May 9, 2008

The new AFLCA Group Exercise Leader Certification will launch September 1, 2008. Leaders will be able to be certified in specialized in areas such as: step, cycle, choreography, portable equipment, and or mind/body.

Benefits for Leaders include:

  • Greater opportunity for depth of skill and professional development
  • Increased face-to-face course hours lead by experienced industry leaders and trainers
  • Formal recognition of leaders’ specialized skills
  • Increased professional value to facilities, agencies and participants
  • A more streamlined process makes it easier to maintain certification

Benefits for Health and Fitness Facilities, and Agencies include:
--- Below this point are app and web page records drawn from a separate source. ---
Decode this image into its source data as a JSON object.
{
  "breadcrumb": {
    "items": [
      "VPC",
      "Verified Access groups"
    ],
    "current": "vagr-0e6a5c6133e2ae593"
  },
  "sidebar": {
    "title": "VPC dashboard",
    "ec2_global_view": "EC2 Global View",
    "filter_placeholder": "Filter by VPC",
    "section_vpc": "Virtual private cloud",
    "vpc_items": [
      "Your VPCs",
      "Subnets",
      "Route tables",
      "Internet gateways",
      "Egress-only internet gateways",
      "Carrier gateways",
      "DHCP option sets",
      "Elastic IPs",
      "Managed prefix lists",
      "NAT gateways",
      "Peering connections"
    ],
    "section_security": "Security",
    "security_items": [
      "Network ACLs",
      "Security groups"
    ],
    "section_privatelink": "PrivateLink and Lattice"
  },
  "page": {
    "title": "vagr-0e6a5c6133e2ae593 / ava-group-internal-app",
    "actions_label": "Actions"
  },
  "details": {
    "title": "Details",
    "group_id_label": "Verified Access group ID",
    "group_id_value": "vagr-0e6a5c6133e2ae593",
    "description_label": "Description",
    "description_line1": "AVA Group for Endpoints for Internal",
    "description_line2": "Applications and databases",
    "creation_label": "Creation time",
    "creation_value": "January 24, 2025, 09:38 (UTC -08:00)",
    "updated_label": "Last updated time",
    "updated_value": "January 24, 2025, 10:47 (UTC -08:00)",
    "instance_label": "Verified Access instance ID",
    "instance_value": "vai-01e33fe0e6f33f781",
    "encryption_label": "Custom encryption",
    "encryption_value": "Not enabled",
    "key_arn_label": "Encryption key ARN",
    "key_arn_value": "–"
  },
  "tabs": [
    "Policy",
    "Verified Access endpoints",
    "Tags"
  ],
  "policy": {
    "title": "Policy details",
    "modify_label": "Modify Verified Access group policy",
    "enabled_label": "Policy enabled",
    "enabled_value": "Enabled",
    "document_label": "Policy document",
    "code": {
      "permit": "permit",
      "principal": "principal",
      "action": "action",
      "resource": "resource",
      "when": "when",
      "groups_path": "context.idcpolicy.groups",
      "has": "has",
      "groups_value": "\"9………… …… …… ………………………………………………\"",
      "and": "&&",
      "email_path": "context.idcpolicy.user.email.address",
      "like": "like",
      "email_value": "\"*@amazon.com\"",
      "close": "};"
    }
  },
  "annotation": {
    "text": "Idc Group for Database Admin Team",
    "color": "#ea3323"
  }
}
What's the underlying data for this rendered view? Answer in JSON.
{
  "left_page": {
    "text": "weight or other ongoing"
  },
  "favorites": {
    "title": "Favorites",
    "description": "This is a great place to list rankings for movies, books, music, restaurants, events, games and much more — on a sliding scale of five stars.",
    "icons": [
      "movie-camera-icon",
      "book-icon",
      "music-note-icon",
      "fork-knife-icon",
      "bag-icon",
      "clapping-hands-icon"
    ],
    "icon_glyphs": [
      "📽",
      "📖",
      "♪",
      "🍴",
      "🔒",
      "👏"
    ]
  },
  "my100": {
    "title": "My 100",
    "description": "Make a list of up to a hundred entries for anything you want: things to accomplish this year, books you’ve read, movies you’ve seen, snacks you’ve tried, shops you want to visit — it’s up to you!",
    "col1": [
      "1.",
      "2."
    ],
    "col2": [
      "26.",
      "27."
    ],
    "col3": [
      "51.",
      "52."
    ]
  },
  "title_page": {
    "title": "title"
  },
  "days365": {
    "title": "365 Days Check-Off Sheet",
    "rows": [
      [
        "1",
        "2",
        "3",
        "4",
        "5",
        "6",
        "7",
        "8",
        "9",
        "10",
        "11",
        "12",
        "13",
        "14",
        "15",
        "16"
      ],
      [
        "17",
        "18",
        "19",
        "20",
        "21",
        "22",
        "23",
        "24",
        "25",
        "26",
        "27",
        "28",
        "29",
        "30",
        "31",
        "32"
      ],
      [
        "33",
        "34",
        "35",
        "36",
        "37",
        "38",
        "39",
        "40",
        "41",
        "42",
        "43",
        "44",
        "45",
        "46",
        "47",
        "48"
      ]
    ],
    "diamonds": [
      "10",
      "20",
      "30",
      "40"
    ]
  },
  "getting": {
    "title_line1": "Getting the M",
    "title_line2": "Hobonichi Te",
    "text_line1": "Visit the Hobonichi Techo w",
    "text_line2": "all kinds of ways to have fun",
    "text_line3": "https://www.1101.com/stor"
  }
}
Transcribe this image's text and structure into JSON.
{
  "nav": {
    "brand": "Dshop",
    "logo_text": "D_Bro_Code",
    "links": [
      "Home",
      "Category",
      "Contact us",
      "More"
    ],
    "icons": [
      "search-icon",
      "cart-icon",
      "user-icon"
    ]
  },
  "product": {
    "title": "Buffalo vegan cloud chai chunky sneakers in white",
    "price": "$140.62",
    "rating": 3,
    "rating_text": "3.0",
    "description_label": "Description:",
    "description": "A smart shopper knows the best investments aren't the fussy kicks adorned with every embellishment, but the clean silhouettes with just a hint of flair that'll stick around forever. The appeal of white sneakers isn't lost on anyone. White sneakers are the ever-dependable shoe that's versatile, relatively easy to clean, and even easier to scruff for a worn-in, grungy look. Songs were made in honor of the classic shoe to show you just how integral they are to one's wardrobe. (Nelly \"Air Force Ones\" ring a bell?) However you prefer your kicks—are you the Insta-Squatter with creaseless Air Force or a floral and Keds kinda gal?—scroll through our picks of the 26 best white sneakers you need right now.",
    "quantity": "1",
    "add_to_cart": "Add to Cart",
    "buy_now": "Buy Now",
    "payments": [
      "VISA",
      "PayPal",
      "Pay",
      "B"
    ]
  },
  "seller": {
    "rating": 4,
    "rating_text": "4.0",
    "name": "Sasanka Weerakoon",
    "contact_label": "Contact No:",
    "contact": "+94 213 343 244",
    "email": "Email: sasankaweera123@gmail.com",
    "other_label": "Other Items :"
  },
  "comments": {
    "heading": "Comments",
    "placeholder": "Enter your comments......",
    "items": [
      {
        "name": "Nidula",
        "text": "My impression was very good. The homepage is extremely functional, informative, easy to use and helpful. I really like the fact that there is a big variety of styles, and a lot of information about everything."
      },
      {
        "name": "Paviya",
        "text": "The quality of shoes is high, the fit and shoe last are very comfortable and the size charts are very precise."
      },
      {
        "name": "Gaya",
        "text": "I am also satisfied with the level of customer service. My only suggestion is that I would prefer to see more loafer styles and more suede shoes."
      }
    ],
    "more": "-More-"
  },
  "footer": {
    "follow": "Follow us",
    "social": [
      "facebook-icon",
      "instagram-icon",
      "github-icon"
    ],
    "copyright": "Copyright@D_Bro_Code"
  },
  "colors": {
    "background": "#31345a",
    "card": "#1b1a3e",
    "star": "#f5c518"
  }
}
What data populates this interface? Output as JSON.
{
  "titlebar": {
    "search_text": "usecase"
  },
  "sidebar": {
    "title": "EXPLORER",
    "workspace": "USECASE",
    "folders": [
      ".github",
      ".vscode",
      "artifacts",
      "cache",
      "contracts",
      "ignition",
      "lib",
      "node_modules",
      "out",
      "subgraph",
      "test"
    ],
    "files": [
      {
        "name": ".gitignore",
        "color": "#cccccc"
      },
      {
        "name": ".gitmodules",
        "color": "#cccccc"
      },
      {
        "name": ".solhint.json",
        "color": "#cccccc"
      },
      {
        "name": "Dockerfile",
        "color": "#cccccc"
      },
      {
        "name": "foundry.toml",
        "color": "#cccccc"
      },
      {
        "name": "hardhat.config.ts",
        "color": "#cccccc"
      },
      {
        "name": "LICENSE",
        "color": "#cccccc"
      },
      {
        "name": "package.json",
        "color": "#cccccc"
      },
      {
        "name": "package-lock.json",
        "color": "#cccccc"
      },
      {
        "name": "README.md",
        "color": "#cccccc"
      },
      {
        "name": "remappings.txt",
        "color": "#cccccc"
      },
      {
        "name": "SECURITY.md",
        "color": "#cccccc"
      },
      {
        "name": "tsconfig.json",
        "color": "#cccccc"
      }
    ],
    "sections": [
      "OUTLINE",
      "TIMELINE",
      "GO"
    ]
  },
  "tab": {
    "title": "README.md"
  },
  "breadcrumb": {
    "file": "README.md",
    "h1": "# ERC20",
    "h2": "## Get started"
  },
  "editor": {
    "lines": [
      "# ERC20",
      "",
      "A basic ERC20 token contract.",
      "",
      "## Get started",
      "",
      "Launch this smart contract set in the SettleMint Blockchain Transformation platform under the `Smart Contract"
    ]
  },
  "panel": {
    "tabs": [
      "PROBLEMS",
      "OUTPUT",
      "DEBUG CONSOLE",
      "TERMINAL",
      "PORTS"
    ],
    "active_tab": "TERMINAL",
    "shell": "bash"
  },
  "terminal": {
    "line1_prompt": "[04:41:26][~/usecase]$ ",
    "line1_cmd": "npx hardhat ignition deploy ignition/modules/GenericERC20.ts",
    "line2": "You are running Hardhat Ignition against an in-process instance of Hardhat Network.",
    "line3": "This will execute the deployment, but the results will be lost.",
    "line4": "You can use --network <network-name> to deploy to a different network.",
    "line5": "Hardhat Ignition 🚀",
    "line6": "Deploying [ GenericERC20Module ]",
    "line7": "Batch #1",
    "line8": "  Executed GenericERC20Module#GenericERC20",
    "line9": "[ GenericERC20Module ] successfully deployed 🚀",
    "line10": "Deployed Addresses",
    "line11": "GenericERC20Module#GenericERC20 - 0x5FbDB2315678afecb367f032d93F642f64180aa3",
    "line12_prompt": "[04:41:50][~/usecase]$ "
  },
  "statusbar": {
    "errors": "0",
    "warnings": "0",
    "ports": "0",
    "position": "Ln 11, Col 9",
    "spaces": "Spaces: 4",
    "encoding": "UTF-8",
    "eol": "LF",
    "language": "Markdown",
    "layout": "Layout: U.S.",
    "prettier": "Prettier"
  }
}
  • Diverse programming opportunities to meet the needs of participants and clients
  • Group Exercise Leaders will have recognizable certification that meets the specific niche of facilities.
  • A more flexible training program will work directly to the need and capacity of facilities
  • Well trained, specialized leaders who can deliver the best level of service to clients

Read more →

Policy Changes →